Given data Block Start

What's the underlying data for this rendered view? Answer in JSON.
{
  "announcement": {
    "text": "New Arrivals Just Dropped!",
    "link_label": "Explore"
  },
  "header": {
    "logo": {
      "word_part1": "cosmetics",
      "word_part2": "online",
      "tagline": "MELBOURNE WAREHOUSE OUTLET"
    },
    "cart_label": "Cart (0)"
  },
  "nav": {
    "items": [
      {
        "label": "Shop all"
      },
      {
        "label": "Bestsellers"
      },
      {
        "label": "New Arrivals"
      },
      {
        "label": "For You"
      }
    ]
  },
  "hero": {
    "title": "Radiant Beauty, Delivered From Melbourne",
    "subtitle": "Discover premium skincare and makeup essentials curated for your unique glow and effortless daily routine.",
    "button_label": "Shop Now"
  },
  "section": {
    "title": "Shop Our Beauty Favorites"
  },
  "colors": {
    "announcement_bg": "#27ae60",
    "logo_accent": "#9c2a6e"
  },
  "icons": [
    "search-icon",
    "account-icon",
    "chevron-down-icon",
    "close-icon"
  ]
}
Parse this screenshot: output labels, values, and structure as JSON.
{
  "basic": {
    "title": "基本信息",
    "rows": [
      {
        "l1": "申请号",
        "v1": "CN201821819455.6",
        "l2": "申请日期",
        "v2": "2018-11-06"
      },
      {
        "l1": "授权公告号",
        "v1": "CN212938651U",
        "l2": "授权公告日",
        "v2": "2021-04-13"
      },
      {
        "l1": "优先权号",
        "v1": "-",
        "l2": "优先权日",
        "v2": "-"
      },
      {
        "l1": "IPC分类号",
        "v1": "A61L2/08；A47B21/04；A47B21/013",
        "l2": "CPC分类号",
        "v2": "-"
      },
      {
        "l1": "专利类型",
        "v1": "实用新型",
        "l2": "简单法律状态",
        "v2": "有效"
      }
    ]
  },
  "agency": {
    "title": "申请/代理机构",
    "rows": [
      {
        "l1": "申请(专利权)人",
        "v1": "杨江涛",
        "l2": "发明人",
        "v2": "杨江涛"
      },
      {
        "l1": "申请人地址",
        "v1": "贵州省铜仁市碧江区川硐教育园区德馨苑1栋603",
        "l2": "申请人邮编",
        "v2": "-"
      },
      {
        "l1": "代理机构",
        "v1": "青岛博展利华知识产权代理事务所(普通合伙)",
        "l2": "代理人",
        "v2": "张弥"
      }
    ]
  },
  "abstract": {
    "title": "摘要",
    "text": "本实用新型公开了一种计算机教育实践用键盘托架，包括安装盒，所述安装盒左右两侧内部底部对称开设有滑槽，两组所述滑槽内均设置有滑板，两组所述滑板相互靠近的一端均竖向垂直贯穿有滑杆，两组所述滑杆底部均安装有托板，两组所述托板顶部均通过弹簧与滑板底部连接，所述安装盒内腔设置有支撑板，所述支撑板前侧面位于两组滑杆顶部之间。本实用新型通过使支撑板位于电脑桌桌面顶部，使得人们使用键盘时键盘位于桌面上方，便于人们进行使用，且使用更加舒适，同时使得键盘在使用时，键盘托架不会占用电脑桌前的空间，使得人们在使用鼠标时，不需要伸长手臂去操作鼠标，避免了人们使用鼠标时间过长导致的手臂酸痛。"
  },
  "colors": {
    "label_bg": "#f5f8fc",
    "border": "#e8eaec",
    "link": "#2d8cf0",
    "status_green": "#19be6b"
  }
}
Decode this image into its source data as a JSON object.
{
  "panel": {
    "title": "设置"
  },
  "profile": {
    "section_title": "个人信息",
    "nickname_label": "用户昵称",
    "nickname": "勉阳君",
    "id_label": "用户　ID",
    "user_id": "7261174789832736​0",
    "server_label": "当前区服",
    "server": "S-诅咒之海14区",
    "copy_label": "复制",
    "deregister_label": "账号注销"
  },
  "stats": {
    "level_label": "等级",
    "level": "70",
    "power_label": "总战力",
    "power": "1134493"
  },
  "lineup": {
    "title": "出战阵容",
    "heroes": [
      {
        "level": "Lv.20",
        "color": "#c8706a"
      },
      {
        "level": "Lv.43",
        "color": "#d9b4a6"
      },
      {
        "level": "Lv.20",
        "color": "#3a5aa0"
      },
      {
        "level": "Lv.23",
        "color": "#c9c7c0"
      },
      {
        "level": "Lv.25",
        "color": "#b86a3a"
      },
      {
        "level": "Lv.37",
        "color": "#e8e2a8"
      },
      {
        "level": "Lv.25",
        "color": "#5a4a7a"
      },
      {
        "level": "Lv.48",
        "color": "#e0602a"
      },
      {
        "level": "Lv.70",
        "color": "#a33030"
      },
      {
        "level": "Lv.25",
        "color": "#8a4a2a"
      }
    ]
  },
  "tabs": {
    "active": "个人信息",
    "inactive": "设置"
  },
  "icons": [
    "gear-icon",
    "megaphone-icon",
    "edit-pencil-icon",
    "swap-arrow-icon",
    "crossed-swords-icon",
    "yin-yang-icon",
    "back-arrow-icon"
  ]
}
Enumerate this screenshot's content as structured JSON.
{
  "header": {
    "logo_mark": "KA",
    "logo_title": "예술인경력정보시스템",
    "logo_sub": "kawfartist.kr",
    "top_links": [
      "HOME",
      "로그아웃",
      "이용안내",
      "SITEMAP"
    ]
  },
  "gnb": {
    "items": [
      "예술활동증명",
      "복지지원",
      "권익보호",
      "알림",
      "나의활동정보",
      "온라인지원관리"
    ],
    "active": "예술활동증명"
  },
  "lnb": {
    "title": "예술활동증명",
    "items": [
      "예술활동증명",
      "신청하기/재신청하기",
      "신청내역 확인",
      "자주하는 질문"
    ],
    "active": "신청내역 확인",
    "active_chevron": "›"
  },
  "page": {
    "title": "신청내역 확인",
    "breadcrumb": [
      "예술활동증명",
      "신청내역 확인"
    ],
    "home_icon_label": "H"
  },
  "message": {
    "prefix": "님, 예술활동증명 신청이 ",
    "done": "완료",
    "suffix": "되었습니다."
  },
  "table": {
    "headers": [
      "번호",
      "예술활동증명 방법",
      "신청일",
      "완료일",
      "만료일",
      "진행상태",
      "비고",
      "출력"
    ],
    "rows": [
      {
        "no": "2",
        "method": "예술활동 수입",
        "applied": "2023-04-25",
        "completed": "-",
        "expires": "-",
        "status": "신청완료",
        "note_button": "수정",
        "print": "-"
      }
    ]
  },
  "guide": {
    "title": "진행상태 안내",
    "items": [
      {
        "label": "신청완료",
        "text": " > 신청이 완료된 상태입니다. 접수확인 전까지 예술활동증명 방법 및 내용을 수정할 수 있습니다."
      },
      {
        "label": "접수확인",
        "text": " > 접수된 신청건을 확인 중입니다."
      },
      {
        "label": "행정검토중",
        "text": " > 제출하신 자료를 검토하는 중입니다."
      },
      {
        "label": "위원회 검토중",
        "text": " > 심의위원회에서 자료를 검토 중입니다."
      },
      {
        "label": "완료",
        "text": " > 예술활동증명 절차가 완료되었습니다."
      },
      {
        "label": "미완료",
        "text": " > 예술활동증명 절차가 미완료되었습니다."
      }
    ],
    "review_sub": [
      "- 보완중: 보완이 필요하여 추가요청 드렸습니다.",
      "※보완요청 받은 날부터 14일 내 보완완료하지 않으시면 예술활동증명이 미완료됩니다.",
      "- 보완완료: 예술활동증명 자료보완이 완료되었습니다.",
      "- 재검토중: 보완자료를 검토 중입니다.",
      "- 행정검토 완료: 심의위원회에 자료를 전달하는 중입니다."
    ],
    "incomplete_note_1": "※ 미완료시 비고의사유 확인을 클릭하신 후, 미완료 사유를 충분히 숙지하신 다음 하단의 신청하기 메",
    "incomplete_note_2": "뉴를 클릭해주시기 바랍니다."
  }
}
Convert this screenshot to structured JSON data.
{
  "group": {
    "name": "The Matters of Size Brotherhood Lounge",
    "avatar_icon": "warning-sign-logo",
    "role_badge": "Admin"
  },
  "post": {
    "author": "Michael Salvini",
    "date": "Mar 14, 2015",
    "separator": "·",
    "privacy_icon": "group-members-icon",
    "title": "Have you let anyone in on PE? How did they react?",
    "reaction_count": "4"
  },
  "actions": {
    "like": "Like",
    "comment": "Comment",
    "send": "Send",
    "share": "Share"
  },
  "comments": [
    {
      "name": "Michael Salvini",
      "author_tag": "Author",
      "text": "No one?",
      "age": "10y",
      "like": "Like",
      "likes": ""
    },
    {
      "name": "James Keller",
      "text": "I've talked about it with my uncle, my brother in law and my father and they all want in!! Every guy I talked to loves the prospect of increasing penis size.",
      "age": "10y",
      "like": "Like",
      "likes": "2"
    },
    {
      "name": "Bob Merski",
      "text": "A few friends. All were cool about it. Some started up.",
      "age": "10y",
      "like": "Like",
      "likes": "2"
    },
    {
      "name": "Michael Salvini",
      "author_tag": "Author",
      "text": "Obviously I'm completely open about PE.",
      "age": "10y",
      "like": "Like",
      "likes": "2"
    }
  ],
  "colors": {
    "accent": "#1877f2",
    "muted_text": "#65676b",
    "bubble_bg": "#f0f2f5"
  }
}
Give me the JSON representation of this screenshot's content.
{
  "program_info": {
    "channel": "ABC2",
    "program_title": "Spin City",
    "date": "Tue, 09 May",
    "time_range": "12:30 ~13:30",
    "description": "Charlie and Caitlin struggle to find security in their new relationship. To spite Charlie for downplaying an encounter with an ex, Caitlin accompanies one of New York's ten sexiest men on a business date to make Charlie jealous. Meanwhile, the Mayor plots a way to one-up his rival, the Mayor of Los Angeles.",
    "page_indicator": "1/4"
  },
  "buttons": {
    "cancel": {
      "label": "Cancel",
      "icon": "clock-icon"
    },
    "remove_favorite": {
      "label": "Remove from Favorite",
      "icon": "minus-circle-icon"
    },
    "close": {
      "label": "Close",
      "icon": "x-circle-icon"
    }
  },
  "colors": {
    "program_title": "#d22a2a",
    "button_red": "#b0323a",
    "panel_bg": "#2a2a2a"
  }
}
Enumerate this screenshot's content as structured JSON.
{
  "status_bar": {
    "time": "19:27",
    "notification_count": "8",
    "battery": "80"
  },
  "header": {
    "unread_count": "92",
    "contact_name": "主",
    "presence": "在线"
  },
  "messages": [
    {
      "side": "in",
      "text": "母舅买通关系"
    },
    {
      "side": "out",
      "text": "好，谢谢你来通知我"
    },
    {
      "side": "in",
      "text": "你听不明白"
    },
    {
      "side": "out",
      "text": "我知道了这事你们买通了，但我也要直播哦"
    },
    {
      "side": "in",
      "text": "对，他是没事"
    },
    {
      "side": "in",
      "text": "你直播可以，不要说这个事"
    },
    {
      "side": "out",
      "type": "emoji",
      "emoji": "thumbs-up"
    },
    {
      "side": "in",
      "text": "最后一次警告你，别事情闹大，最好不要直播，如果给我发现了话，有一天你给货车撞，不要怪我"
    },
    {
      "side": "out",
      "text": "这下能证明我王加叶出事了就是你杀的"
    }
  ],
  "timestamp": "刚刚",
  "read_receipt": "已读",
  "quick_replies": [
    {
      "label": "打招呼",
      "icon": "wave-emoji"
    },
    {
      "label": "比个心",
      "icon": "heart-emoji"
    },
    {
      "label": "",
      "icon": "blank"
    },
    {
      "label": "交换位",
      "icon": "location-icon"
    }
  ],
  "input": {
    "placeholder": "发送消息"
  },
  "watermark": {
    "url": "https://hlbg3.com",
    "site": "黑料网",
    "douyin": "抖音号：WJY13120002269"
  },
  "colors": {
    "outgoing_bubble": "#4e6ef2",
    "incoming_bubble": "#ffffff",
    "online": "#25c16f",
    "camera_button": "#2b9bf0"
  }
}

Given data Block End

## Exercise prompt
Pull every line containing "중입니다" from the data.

## Answer for this exercise
        "text": " > 접수된 신청건을 확인 중입니다."
        "text": " > 제출하신 자료를 검토하는 중입니다."
        "text": " > 심의위원회에서 자료를 검토 중입니다."
      "- 재검토중: 보완자료를 검토 중입니다.",
      "- 행정검토 완료: 심의위원회에 자료를 전달하는 중입니다."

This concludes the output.